Data records for software interfaces:
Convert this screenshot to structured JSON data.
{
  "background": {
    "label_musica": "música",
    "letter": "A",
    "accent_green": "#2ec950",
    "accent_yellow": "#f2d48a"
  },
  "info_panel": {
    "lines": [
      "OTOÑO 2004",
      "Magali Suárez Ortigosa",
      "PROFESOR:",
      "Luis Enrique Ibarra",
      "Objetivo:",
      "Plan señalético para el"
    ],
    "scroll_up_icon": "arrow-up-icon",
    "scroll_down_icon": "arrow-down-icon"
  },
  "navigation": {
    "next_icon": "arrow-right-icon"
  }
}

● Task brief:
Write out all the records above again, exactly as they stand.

● The completed task:
Convert this screenshot to structured JSON data.
{
  "background": {
    "label_musica": "música",
    "letter": "A",
    "accent_green": "#2ec950",
    "accent_yellow": "#f2d48a"
  },
  "info_panel": {
    "lines": [
      "OTOÑO 2004",
      "Magali Suárez Ortigosa",
      "PROFESOR:",
      "Luis Enrique Ibarra",
      "Objetivo:",
      "Plan señalético para el"
    ],
    "scroll_up_icon": "arrow-up-icon",
    "scroll_down_icon": "arrow-down-icon"
  },
  "navigation": {
    "next_icon": "arrow-right-icon"
  }
}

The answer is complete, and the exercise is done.